Rick LaRue’s backyard in Silver Spring evokes a coastal sculpture gallery. A Japanese rock garden and myriad planters serve as showcases for several hundred pieces of artfully presented driftwood, all scavenged by the 66-year-old retiree over the past decade while kayaking in the Chesapeake Bay. Presented individually or in thematic groupings, the pieces are rich with personality and alive with graceful twists, grim gnarls, eyelike knots, and embedded rocks. Though LaRue does clean and oil the wood, and names his works, he doesn’t usually alter his finds in any other way. His pieces act as Rorschach tests, inviting the viewer to bring their own interpretation to the experience. Casting your eye around his al fresco exhibit, you may see a swimming unicorn, fingers pointing at the heavens, and Donald Trump in profile—or is it a pig? (Is there any difference?)
Inside his home are another hundred pieces, including “Cocheta,” his first discovery, which inspired him to begin making art with these found natural materials smoothed and patina-ed by the sea. It weighs 75 pounds and stands over 6 feet tall; LaRue threw his back out in the process of getting it home, but he considered the pain a worthy price. The reverie-inducing piece recalls a headless body with crossed legs, its torso gracefully textured with wavy lines, looping and swirling. The pattern reminded a friend of a Navajo blanket, inspiring LaRue to dub the piece “Cocheta,” a Native American term of unknown origins sometimes translated to mean “that which cannot be fathomed.” That doesn’t mean you shouldn’t try. LaRue’s work requires contemplation, but always rewards with illumination, both of the imagination and the individual. chesapeakedriftstudio.com. —Nevin Martell
Politics and Prose’s YouTube Channel

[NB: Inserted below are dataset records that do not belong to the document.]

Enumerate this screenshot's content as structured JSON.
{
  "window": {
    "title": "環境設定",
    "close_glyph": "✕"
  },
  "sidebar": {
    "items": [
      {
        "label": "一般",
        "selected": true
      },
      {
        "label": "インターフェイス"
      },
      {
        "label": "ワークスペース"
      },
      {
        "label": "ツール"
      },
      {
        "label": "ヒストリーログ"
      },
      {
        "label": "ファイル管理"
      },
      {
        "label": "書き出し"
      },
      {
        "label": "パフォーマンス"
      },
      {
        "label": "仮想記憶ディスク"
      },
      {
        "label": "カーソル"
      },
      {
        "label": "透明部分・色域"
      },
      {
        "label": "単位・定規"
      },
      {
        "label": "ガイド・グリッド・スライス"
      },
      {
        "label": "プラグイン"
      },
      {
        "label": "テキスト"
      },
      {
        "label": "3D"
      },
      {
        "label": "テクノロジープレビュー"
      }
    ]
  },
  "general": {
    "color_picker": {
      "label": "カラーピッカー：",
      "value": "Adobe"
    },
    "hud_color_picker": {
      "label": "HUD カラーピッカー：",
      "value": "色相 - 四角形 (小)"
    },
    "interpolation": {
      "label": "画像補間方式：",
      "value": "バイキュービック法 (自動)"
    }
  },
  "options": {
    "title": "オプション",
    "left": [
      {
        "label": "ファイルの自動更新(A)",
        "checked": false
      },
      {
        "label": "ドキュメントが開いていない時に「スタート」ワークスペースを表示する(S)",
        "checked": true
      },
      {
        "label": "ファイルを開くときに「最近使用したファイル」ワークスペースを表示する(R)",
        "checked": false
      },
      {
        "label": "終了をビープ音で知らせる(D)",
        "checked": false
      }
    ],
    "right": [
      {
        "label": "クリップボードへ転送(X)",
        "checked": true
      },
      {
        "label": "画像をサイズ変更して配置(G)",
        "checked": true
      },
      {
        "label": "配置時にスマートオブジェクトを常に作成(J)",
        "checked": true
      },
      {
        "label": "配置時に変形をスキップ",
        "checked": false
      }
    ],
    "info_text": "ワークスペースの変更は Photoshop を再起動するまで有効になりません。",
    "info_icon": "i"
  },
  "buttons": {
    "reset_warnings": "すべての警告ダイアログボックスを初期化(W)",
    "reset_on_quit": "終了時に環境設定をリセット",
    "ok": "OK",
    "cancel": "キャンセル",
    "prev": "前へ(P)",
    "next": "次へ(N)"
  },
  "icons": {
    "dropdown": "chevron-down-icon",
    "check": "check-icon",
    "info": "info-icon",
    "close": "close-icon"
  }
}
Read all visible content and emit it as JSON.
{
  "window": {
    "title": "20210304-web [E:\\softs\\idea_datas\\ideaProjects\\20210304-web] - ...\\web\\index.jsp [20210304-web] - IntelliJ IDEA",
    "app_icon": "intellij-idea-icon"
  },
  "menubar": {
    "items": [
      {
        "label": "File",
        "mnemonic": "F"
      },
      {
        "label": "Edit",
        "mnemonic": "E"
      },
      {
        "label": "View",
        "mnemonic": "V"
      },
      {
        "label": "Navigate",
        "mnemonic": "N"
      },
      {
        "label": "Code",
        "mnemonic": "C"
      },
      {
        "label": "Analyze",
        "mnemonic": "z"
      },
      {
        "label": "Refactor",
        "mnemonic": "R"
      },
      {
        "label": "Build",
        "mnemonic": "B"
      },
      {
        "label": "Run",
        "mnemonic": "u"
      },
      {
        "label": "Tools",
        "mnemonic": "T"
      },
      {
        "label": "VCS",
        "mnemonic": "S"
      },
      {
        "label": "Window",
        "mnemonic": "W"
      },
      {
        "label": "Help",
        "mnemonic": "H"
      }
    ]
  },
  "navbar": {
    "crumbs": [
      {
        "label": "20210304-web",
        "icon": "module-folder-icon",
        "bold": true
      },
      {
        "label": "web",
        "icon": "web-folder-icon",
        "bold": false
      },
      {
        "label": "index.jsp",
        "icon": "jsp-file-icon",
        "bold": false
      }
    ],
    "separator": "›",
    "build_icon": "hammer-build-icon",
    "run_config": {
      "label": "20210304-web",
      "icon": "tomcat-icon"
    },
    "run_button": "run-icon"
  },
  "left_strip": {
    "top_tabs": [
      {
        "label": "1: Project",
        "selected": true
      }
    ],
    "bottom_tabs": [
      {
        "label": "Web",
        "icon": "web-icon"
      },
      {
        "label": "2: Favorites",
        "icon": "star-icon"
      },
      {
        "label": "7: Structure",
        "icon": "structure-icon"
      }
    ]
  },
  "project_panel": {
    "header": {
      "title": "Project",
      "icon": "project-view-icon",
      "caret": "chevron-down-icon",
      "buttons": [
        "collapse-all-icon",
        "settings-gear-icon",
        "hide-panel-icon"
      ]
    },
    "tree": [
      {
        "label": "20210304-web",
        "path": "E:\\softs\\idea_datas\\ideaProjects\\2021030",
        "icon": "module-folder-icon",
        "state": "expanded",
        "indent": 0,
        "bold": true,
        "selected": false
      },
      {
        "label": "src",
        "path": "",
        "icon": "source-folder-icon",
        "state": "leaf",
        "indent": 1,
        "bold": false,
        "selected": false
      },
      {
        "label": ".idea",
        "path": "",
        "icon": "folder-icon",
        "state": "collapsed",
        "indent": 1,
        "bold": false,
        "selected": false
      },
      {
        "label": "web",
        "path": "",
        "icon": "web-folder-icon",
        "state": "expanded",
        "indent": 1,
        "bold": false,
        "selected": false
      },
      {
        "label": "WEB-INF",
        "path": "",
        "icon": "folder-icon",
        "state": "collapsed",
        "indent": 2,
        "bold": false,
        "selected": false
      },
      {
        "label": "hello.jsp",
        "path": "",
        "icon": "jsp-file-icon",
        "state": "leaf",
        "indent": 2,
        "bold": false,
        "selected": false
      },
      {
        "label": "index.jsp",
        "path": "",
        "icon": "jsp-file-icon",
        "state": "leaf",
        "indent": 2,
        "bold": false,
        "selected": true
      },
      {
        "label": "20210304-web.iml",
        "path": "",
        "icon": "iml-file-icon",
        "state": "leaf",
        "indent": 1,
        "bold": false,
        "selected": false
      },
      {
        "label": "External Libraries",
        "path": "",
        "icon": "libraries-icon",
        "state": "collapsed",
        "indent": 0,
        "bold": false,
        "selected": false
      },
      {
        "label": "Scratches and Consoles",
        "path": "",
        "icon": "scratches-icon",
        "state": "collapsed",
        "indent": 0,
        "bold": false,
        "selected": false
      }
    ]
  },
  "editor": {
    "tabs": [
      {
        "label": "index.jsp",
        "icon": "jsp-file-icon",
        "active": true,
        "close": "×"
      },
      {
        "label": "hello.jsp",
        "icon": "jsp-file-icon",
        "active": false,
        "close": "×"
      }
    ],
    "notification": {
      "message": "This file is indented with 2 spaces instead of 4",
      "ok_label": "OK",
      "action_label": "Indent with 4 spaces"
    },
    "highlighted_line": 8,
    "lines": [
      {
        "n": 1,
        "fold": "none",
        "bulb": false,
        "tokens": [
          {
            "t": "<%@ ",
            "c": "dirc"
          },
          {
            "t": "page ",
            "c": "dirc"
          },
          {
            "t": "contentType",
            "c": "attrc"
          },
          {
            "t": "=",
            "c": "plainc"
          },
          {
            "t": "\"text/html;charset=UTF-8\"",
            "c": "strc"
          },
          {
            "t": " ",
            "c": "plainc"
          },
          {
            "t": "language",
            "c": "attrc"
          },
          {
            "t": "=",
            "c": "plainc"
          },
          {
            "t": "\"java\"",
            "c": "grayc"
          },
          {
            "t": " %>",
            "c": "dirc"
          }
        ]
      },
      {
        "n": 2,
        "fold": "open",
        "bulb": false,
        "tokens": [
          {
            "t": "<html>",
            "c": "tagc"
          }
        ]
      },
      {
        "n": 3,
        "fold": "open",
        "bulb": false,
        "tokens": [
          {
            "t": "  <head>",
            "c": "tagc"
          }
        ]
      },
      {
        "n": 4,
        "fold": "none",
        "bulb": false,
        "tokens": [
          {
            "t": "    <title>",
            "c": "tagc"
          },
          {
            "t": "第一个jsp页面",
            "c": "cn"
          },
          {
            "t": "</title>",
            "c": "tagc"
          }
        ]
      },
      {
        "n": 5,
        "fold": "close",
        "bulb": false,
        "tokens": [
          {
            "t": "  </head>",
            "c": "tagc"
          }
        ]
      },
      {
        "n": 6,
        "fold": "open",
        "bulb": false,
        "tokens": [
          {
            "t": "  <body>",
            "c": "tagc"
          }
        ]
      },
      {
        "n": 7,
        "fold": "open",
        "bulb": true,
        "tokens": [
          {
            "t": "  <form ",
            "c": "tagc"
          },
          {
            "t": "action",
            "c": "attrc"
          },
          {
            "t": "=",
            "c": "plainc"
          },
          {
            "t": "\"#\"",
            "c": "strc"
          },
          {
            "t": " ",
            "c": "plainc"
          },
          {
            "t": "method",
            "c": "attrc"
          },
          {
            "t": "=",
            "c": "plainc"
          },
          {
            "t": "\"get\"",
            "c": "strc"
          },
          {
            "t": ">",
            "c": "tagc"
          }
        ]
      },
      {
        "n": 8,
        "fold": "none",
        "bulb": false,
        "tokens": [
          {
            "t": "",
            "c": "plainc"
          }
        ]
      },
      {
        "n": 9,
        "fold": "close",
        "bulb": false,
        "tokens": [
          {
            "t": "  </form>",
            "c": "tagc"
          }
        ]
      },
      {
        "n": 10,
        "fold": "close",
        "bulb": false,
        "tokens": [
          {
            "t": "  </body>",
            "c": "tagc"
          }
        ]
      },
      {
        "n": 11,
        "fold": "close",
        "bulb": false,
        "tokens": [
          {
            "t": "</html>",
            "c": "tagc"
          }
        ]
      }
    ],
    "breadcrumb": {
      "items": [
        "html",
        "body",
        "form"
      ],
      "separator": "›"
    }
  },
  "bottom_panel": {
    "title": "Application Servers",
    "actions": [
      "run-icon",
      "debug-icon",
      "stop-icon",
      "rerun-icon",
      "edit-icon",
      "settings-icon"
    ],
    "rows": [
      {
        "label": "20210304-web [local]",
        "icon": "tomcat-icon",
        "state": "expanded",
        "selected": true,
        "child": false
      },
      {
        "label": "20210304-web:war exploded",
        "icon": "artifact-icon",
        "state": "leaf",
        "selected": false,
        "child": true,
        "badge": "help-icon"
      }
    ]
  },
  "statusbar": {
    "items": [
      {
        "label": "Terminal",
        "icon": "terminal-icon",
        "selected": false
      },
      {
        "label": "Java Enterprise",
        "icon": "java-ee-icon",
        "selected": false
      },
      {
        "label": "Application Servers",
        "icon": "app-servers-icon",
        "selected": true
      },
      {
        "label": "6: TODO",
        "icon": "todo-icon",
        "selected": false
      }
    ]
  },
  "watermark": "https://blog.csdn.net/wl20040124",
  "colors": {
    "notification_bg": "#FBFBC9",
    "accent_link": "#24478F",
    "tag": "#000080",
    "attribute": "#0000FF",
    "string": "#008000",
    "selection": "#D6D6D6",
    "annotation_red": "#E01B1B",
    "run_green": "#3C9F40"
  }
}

An author talk at Politics and Prose, paired with pizza and beer at Comet Ping Pong, is one of my ideal D.C. weeknight activities. But am I actually buying the book that’s being promoted at said author talk? Probably not. I’m more likely to return to the book years later at a used bookstore or off the library’s long waitlist. And thanks to Politics and Prose’s YouTube channel, I can revisit that talk I attended four years ago with ease. Unlike other bookstores, which only started digitally recording their talks during the pandemic, P and P has been doing this for more than a decade and has uploaded more than 3,000 videos. Even if you come to a book late, you can hear the author’s intimate discussion about the title you’re reading and soak up that extra level of analysis. (This is particularly useful when the person you live with tires of hearing you recite newly learned facts about American urbanism and housing policy.) And if you’ve ever squished into the back of the store for a particularly crowded talk and have been unable to hear everything that was said, well, you can relive those talks as well. youtube.com/@politicsprose —Caroline Jones